> Exercise directions
Scan the entries for the word "Create" and return every line that has it.

[Provided data — start]

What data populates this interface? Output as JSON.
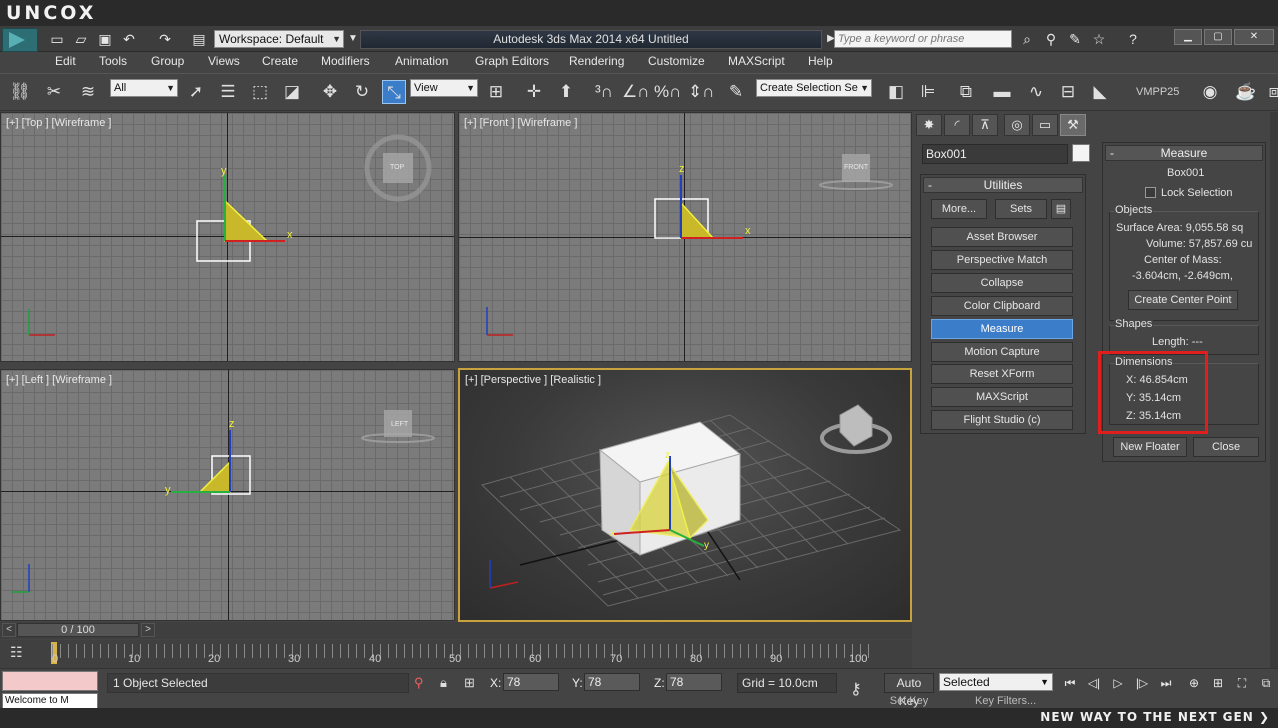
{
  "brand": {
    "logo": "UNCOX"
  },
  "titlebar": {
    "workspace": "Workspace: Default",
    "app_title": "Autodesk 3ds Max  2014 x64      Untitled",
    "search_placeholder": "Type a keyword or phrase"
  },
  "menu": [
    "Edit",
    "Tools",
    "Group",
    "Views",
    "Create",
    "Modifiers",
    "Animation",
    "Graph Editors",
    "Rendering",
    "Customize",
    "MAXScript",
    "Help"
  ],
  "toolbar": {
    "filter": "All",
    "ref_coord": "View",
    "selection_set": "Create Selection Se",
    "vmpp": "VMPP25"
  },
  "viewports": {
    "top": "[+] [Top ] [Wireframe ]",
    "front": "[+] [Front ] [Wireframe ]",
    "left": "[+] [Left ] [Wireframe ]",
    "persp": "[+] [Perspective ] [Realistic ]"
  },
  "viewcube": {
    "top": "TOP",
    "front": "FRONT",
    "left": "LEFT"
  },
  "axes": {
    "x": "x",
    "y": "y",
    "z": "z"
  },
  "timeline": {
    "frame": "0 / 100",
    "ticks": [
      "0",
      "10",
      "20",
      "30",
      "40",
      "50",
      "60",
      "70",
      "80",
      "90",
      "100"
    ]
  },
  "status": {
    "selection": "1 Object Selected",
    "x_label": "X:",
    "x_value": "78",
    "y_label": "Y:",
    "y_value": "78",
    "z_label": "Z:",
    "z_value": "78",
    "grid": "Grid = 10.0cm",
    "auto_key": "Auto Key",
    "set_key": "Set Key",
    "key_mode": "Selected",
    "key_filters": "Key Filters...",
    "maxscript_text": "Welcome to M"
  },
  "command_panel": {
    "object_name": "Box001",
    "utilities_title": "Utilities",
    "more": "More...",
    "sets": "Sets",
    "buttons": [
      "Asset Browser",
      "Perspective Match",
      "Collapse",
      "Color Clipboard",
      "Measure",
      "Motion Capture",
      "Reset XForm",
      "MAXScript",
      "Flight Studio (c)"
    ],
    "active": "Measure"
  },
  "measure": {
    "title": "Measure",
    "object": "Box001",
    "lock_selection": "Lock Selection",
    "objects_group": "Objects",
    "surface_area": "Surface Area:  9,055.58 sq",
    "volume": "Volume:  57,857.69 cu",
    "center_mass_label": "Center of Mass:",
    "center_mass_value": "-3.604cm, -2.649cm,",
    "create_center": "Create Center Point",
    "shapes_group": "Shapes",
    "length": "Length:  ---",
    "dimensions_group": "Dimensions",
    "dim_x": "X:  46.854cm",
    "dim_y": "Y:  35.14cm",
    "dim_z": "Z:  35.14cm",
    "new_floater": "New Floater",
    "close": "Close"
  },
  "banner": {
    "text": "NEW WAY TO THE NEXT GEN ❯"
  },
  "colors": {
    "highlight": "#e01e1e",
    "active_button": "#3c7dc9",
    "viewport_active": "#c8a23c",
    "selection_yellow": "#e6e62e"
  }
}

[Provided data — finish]

> Solution to this exercise
    "Create",
    "selection_set": "Create Selection Se",
    "create_center": "Create Center Point",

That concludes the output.